Robert F. Bukati / AP
A team from Stanford University has demonstrated a new method of reducing memory in rats.
A spinal fluid infusion from young rats inversely reverses memory loss commonly seen in older animals, the group reported in the journal This Month. Nature.
A growth factor found in fluids also improves memory, albeit slightly less, says Tony Weiss-Corey, a neuroscientist and senior author of the study.
“When we put the factor in rats, they are actually better able to perform a memory task where they have to remember something (a small electric shock),” says Wyss-Coray.
Maria Lehtinen, a neuroscientist at Harvard Medical School, says research into the treatment of Alzheimer’s disease and other age-related conditions indicates “a whole new era” that affects a person’s memory and thinking. Study.
To date, most efforts to treat Alzheimer’s have focused on eliminating the symptoms of the disease: the toxic plaques and tangles that build up in the brain. These efforts have produced drugs that can reduce plaque and tangles, but there is still much to be done to preserve a person’s thoughts and memories.
Recent findings on spinal fluid suggest that other treatments may help, even if they do not affect the underlying disease process.
“What we’re seeing is that there’s a lot more going on and aging creates a lot of abnormalities that contribute to cognitive decline and dementia,” says Wyss-Coray.
A balm for a forgotten rat
The new study involved older rats, who developed memory problems similar to those of their human counterparts.
For example, a painful experience will create a memory that lasts for weeks or even months in a young animal, says Weiss-Corey. As a result, animals will continue to freeze in response to a light or sound that was once accompanied by an electric shock.
“When they get older, they tend to forget about it,” he says. “After a few days they can’t remember that they were in a bad environment.”
Wyss-Coray’s lab has expressed surprise that one of the reasons for their memory fading is cerebrospinal fluid, or CSF, which bathes the brain and spinal cord. Brain cells depend on this fluid, and its structure changes dramatically as the animal ages.
But they did not test the concept because it is so difficult to get spinal fluid out of a small animal. This has changed, thanks to Tal Iram, a postdoctoral research fellow at the lab who was determined to overcome technical barriers.
A laborious process that took several months, Iram was able to collect enough spinal fluid from young rats to run an experiment that transmitted the fluid to older animals.
“We hoped that by mimicking a young environment, the brain would respond to it with greater efficiency,” Wyss-Coray said.
The old rats began to act like their little rivals when it came to recalling an experience.
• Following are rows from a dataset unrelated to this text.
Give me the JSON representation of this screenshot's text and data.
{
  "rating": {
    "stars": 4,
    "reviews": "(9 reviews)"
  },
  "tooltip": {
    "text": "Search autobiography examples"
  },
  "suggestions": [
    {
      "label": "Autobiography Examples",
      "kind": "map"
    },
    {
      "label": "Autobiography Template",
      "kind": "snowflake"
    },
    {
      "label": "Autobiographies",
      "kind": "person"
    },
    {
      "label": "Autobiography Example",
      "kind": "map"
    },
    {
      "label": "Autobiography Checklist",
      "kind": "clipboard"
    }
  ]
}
It was a remarkable result, but the team still needs to find out why the test worked.
So they conducted genetic tests that showed that the youngest spinal fluid response was found in some specialized cells in the hippocampus, an area that is important for memory.
These cells, known as oligodendrocytes, form myelin sheaths, which enclose the brain and are important for memory.
Further experiments have suggested that oligodendrocytes respond to an increase in spinal fluid called FGF17, which decreases with age.
Team success with FGF17 is important in improving memory because it can lead to a drug that can be mass-produced. But even with such drugs, scientists need to figure out how to safely deliver them to the human brain.
More reasons come
FGF17 is probably one of the many substances involved in brain aging, says Wyss-Coray. But in the case of rats, its effectiveness suggests that recovering one of these substances may make a difference.
An aging brain with memory loss is a lot like “an old car that broke down,” he says. “But like a car repair, you don’t have to fix all the parts, you have to find the key parts.”
At least some of it is found in spinal fluid, says Lehtinen.
His own lab is researching the role of cerebrospinal fluid in the development of the rat brain.
“We’ve found that CSF provides these important health and growth-promoting factors that can fundamentally improve brain growth,” he says. “What has been lacking so far is the next step in testing whether these CSF factors can benefit adults. [brains]”
New research suggests they could, he says.